Statement of Matthew L. Myers, President, Campaign for Tobacco-Free Kids
March 05, 2002

Washington, DC — The Washington State legislative proposal to securitize a portion of the state's tobacco settlement income is a raw deal for kids and taxpayers. This proposal would leave Washington with just a fraction of its tobacco settlement money, and it would make it virtually impossible for the state to adequately fund a comprehensive tobacco prevention program in the future, which Washington voters have said is their priority. It is a nearsighted approach to the state's budget crunch that will cost taxpayers more in the end.

Selling enormous amounts of future tobacco settlement income to investors for a much smaller one-time lump-sum payment is not only unfair to future generations but a bad deal for current taxpayers. Washington taxpayers should be skeptical of claims that selling just a quarter of the state's settlement proceeds could raise $525 million now – a return of as much as 50 cents on the dollar. Based on the experience of other states that have recently securitized their settlement payments, Washington would receive as little as 25 cents on the dollar. Like Enron shareholders, Washington taxpayers would get only pennies on the dollar. This proposal's only winners would be Wall Street bond brokers.

Securitization also makes it far less likely that any of the tobacco settlement money will be used as intended — to fund tobacco prevention programs that reduce youth smoking and save money for taxpayers by reducing smoking-caused health care costs. When they overwhelmingly approved Initiative 773 in November, Washington voters sent a loud and clear message that they want their state's leaders to fund a comprehensive tobacco prevention program based on the recommendations of the U.S. Centers for Disease Control and Prevention. By endangering future funding for tobacco prevention, this securitization proposal breaks faith with the voters.

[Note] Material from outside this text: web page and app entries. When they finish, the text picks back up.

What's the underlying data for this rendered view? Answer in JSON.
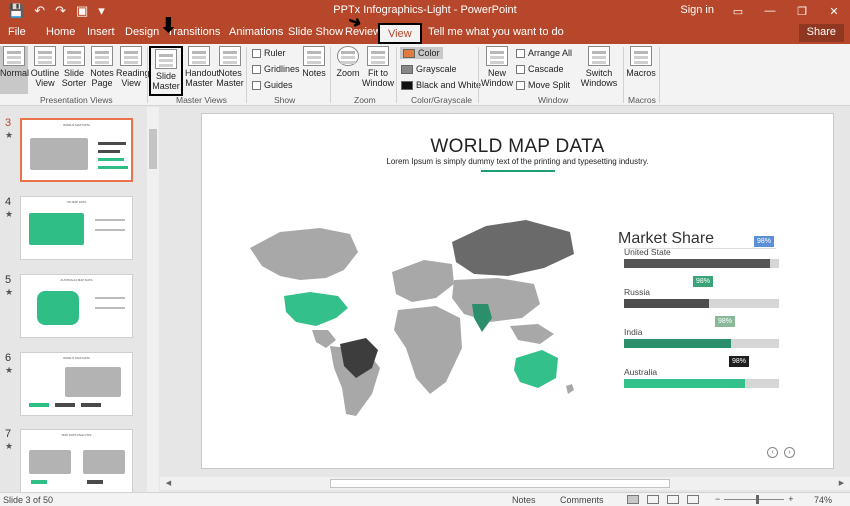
{
  "titlebar": {
    "title": "PPTx Infographics-Light  -  PowerPoint",
    "signin": "Sign in",
    "controls": {
      "ribbon_opts": "▭",
      "minimize": "—",
      "restore": "❐",
      "close": "✕"
    },
    "quick_access": {
      "save": "💾",
      "undo": "↶",
      "redo": "↷",
      "present": "▣",
      "more": "▾"
    }
  },
  "tabs": [
    "File",
    "Home",
    "Insert",
    "Design",
    "Transitions",
    "Animations",
    "Slide Show",
    "Review",
    "View"
  ],
  "tab_active": "View",
  "tell_me": "Tell me what you want to do",
  "share_label": "Share",
  "ribbon": {
    "presentation_views": {
      "label": "Presentation Views",
      "buttons": [
        "Normal",
        "Outline View",
        "Slide Sorter",
        "Notes Page",
        "Reading View"
      ]
    },
    "master_views": {
      "label": "Master Views",
      "buttons": [
        "Slide Master",
        "Handout Master",
        "Notes Master"
      ]
    },
    "show": {
      "label": "Show",
      "checks": [
        "Ruler",
        "Gridlines",
        "Guides"
      ],
      "notes_button": "Notes"
    },
    "zoom": {
      "label": "Zoom",
      "buttons": [
        "Zoom",
        "Fit to Window"
      ]
    },
    "color": {
      "label": "Color/Grayscale",
      "options": [
        "Color",
        "Grayscale",
        "Black and White"
      ]
    },
    "window": {
      "label": "Window",
      "new_window": "New Window",
      "options": [
        "Arrange All",
        "Cascade",
        "Move Split"
      ],
      "switch": "Switch Windows"
    },
    "macros": {
      "label": "Macros",
      "button": "Macros"
    }
  },
  "thumbnails": [
    {
      "num": "3",
      "star": "★",
      "title": "WORLD MAP DATA",
      "active": true
    },
    {
      "num": "4",
      "star": "★",
      "title": "US MAP DATA",
      "active": false
    },
    {
      "num": "5",
      "star": "★",
      "title": "AUSTRALIA MAP DATA",
      "active": false
    },
    {
      "num": "6",
      "star": "★",
      "title": "WORLD MAP DATA",
      "active": false
    },
    {
      "num": "7",
      "star": "★",
      "title": "MAP DATA ANALYSIS",
      "active": false
    }
  ],
  "slide": {
    "title": "WORLD MAP DATA",
    "subtitle": "Lorem Ipsum is simply dummy text of the printing and typesetting industry.",
    "market_title": "Market Share",
    "bars": [
      {
        "label": "United State",
        "value": 0.94,
        "badge": "98%",
        "color": "#555555",
        "badge_color": "#5b8fd6"
      },
      {
        "label": "Russia",
        "value": 0.55,
        "badge": "98%",
        "color": "#4d4d4d",
        "badge_color": "#3aa37a"
      },
      {
        "label": "India",
        "value": 0.69,
        "badge": "98%",
        "color": "#2a8f6a",
        "badge_color": "#8ab99a"
      },
      {
        "label": "Australia",
        "value": 0.78,
        "badge": "98%",
        "color": "#34c08a",
        "badge_color": "#1e1e1e"
      }
    ],
    "nav_prev": "‹",
    "nav_next": "›"
  },
  "status": {
    "slide_info": "Slide 3 of 50",
    "notes": "Notes",
    "comments": "Comments",
    "zoom_minus": "−",
    "zoom_plus": "+",
    "zoom": "74%"
  },
  "colors": {
    "accent": "#b7472a",
    "green": "#34c08a",
    "dark_green": "#1f9e73",
    "map_gray": "#a8a8a8",
    "map_dark": "#3d3d3d"
  }
}
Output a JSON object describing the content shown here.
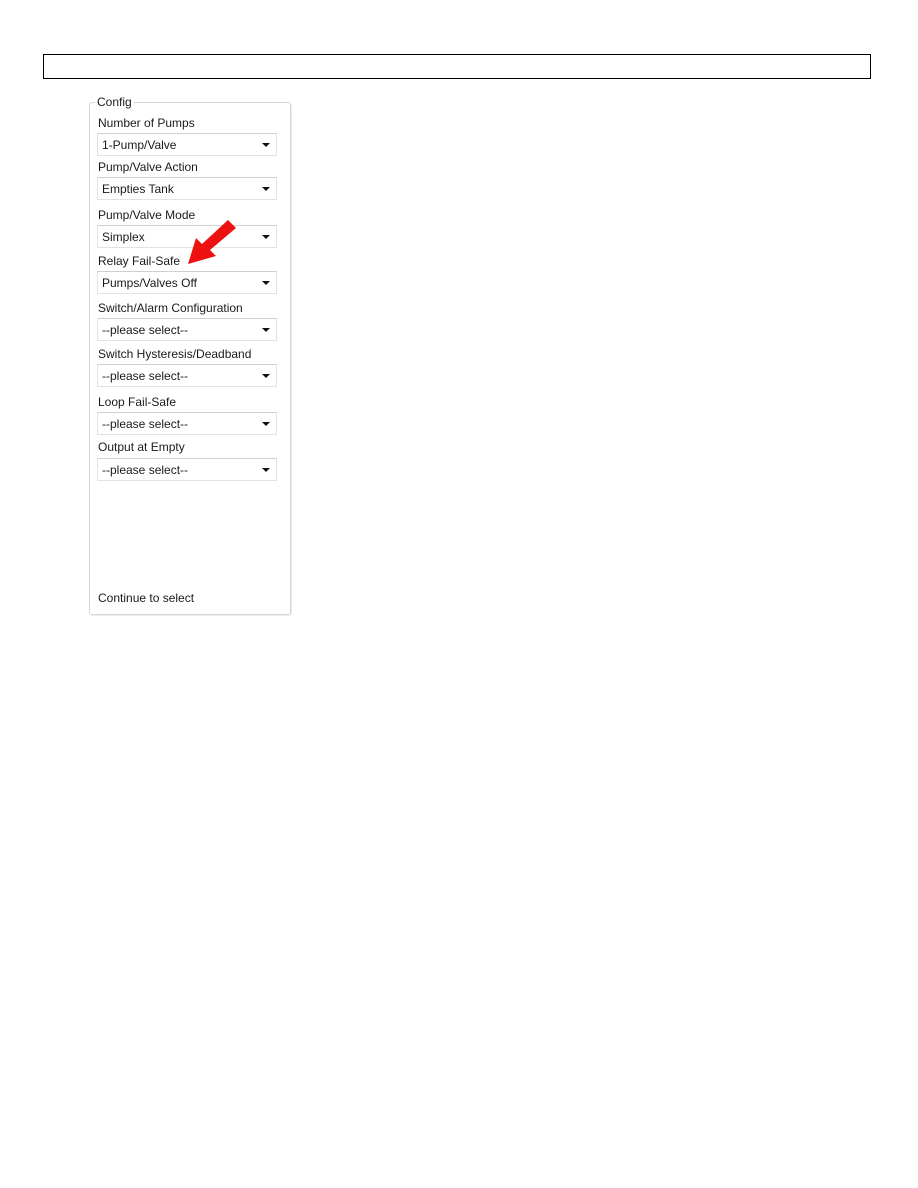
{
  "header": {
    "text": ""
  },
  "config": {
    "legend": "Config",
    "fields": [
      {
        "label": "Number of Pumps",
        "value": "1-Pump/Valve"
      },
      {
        "label": "Pump/Valve Action",
        "value": "Empties Tank"
      },
      {
        "label": "Pump/Valve Mode",
        "value": "Simplex"
      },
      {
        "label": "Relay Fail-Safe",
        "value": "Pumps/Valves Off"
      },
      {
        "label": "Switch/Alarm Configuration",
        "value": "--please select--"
      },
      {
        "label": "Switch Hysteresis/Deadband",
        "value": "--please select--"
      },
      {
        "label": "Loop Fail-Safe",
        "value": "--please select--"
      },
      {
        "label": "Output at Empty",
        "value": "--please select--"
      }
    ],
    "footer": "Continue to select"
  },
  "annotation": {
    "icon": "red-arrow-icon",
    "color": "#ee1111",
    "points_to": "Relay Fail-Safe"
  }
}
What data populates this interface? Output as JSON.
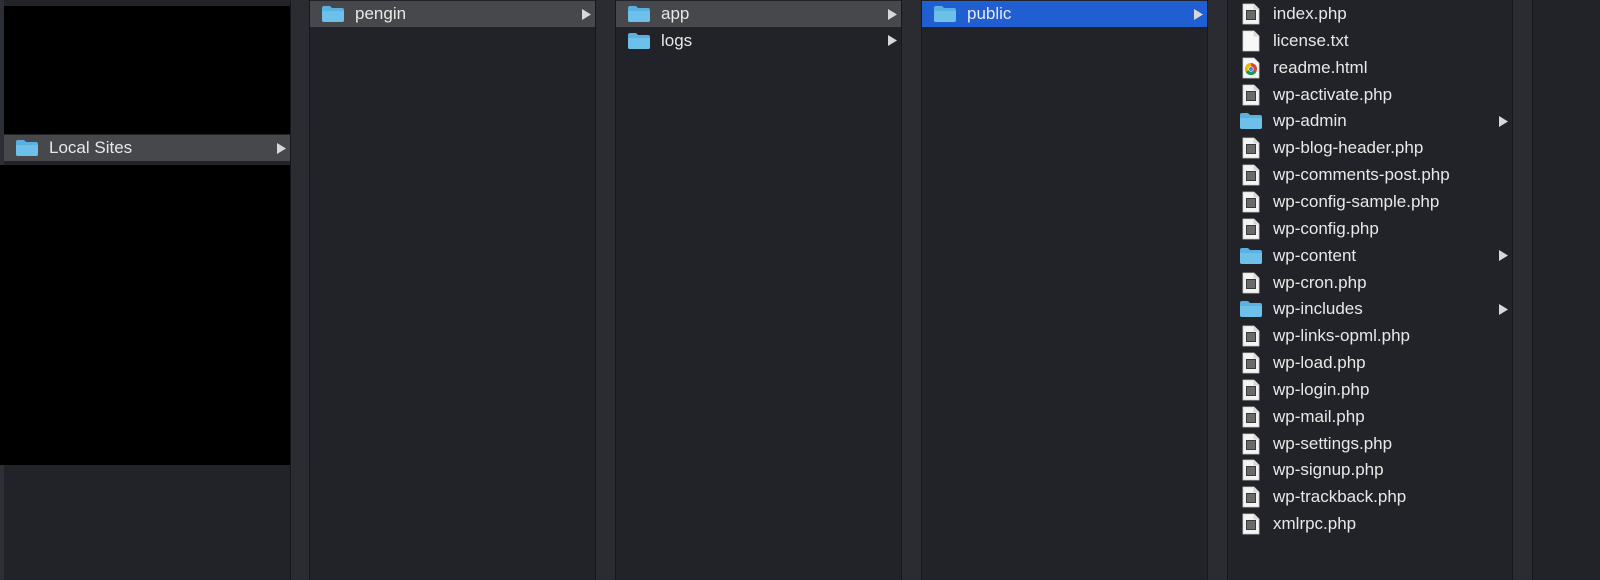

Instead, Washington lawmakers want to use the money to alleviate this year's budget crunch. That quick fix is a near-sighted solution that only delays the hard decisions until the next budget debate. Because it's a one time payment, the securitization money will not be there next year, meaning the state will be forced to raise taxes or cut programs more drastically in the future.

If Washington lawmakers truly want to reduce state expenses, they would invest a portion of their tobacco settlement money in tobacco prevention programs proven to reduce health care costs. Recent studies have found that states are saving about $3 dollars in health costs for every dollar invested in effective tobacco prevention programs.

Unfortunately, Wall Street brokers have been pressuring states to sell their settlement funds by raising worries about tobacco company bankruptcy and declining cigarette consumption. But these same bond brokers are getting A or even A+ ratings on tobacco-settlement bonds, which are among the very highest ratings. That means Wall Street firmly believes in the long-term profitability of the tobacco industry.

The issue of declining cigarette consumption is another red herring. While the state's settlement payments will be reduced as national cigarette sales decline, no one expects that will amount to more than a one or two percent reduction per year. In addition, the state's tobacco settlement payments are automatically adjusted upward each year for inflation, which will more than offset any future reductions caused by U.S. smoking declines.

The Washington State proposal is little more than a budgetary gimmick that will end up hurting taxpayers and kids vulnerable to the lure of tobacco addiction. We urge the Legislature and Governor Gary Locke to reject this proposal.